Information START

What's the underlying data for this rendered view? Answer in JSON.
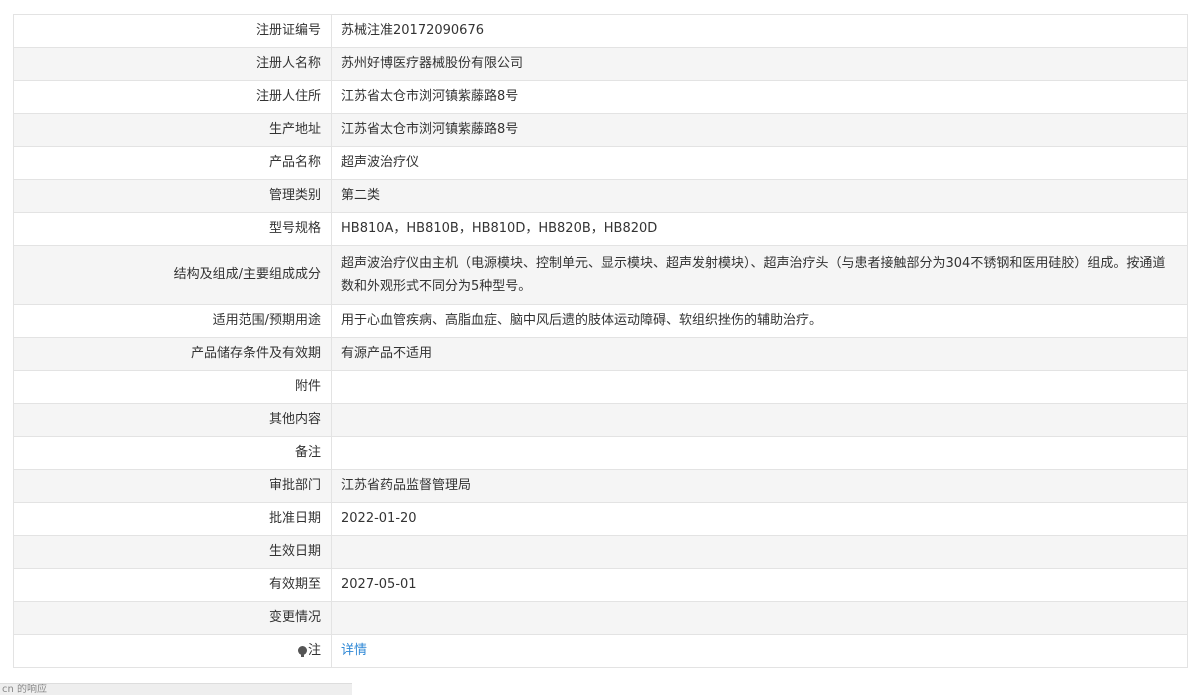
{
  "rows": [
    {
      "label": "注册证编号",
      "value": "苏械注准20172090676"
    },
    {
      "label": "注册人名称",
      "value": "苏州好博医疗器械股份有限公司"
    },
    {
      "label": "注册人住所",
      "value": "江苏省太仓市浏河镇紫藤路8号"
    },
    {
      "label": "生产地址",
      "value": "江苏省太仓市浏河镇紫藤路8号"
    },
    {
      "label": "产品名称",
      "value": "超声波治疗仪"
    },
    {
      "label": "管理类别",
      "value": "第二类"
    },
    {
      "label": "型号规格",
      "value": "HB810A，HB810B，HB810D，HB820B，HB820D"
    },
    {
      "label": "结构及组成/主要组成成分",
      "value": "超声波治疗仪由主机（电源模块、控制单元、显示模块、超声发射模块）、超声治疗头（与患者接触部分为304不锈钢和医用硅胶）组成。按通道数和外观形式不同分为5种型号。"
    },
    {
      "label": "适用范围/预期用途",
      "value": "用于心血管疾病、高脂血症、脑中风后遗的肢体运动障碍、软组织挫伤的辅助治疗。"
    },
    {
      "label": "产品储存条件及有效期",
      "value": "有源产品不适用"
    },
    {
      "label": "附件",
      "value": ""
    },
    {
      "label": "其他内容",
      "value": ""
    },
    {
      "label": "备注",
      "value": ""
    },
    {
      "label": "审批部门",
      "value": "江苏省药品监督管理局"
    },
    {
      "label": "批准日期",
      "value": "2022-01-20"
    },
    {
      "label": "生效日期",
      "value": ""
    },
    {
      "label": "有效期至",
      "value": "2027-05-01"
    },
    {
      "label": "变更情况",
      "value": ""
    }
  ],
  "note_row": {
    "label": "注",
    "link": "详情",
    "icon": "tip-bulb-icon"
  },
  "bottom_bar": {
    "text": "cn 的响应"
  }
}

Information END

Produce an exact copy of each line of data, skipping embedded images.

Response area:
What's the underlying data for this rendered view? Answer in JSON.
{
  "rows": [
    {
      "label": "注册证编号",
      "value": "苏械注准20172090676"
    },
    {
      "label": "注册人名称",
      "value": "苏州好博医疗器械股份有限公司"
    },
    {
      "label": "注册人住所",
      "value": "江苏省太仓市浏河镇紫藤路8号"
    },
    {
      "label": "生产地址",
      "value": "江苏省太仓市浏河镇紫藤路8号"
    },
    {
      "label": "产品名称",
      "value": "超声波治疗仪"
    },
    {
      "label": "管理类别",
      "value": "第二类"
    },
    {
      "label": "型号规格",
      "value": "HB810A，HB810B，HB810D，HB820B，HB820D"
    },
    {
      "label": "结构及组成/主要组成成分",
      "value": "超声波治疗仪由主机（电源模块、控制单元、显示模块、超声发射模块）、超声治疗头（与患者接触部分为304不锈钢和医用硅胶）组成。按通道数和外观形式不同分为5种型号。"
    },
    {
      "label": "适用范围/预期用途",
      "value": "用于心血管疾病、高脂血症、脑中风后遗的肢体运动障碍、软组织挫伤的辅助治疗。"
    },
    {
      "label": "产品储存条件及有效期",
      "value": "有源产品不适用"
    },
    {
      "label": "附件",
      "value": ""
    },
    {
      "label": "其他内容",
      "value": ""
    },
    {
      "label": "备注",
      "value": ""
    },
    {
      "label": "审批部门",
      "value": "江苏省药品监督管理局"
    },
    {
      "label": "批准日期",
      "value": "2022-01-20"
    },
    {
      "label": "生效日期",
      "value": ""
    },
    {
      "label": "有效期至",
      "value": "2027-05-01"
    },
    {
      "label": "变更情况",
      "value": ""
    }
  ],
  "note_row": {
    "label": "注",
    "link": "详情",
    "icon": "tip-bulb-icon"
  },
  "bottom_bar": {
    "text": "cn 的响应"
  }
}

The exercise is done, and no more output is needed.